Population: 14.08 million (6.8 male, 7.2 female)
Area: 181,035 sq. km
Average family: 5.2
Number of villages: 13,408
Ethnic groups: Khmer 96%; Vietnamese, Cham, Chinese, hill tribes 4%
Religion: Theravada Buddhism 90%, Muslims 0.5 million people, Christians 0.3 million people
Official language: Khmer
A dark side of the “globalization” of trade is access to easy money: casinos, prostitution and drugs are sadly frequent images in South East Asia and are starting to enter Cambodia.
The Kingdom of Cambodia, for the first time in nearly thirty years, has control over its territory and is enjoying a relatively stable political situation. But Cambodia finds itself at a geographical and historical crossroads. It lies between developing countries such as Thailand and Vietnam, and other less developed nations like Laos. It is also emerging from a violent past, isolated after thirty years of war and a failed social experiment, which left the surviving population in a state of shock. Cambodia is emerging towards a future that pushes it to follow the rest of South East Asia and the globalized pace of growth, with its lights and shadows.

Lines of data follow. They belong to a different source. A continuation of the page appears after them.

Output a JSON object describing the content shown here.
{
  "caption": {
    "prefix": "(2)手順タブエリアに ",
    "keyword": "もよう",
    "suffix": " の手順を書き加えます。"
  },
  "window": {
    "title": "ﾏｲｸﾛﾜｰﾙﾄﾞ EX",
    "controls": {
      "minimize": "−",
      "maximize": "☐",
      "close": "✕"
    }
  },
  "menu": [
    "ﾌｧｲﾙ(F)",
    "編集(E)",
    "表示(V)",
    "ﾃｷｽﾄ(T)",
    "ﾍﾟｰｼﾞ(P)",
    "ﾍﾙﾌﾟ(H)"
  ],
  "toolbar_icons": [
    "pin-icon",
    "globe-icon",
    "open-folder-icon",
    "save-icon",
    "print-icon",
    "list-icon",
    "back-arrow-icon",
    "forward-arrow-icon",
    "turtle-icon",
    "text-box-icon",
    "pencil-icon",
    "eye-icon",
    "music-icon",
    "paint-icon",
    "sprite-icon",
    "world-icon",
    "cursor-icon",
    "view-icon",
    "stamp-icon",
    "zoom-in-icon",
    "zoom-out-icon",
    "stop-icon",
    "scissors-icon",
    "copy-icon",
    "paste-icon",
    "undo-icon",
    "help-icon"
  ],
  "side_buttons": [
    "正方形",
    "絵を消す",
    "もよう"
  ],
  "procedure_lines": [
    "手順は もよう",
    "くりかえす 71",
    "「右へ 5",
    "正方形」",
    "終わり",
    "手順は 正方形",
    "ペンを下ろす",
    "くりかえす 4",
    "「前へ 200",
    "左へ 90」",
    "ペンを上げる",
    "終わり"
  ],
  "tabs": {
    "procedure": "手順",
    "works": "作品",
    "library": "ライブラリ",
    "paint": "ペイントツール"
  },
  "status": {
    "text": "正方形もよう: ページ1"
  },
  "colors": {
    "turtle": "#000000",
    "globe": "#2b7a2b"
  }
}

The Battambang diocese is strategically located in the midst of these immense social needs and challenges.
Since 1969, Cambodia has suffered a number of conflicts which have severely affected its infrastructure and its natural resources. It was only in December 1998 that the Khmer Rouge factions laid down their weapons. While Cambodia has begun to rebuild itself, the task may take generations. Peace remains a challenge, but at least the systematic violence of armed factions has been relegated to history.
Today it is estimated that 36% of Cambodia’s people live below the poverty line. The poverty rate is particularly high in rural areas and rural households, 84%, especially those for whom agriculture is the primary source of income.
The principal factor leading to poverty is lack of access to land because the Khmer Rouge destroyed all the land titles. In areas that are mined, land is not worth anything and it is occupied by people who are very poor. Due to the landmines and of the years without vaccinations against polio, there is a high number of people with disabilities in the region.
When big investors come, no one protects the property and interests of small farmers. Landless families are effectively forced to migrate to other areas, whilst young people also drift into the city in search of education or work. As a result, many end up in garment factories, where they may earn $40 a week and girls may be drawn into the city's booming sex trade.
Tourism is a growing area that opens up Cambodia to the world. It is a source of income for the Cambodians and transmits the cultural richness of the country. But tourism also brings about risks: human trafficking, prostitution, lack of transparency or corruption and HIV-AIDS infections.
Children below 18 years of age represent about 50% of the total population. 0nly 33% of 12 year-olds complete the sixth grade. Many students do not have enough supplies for school; there is an abundance of unqualified teachers, and the teachers are paid very poorly in most places.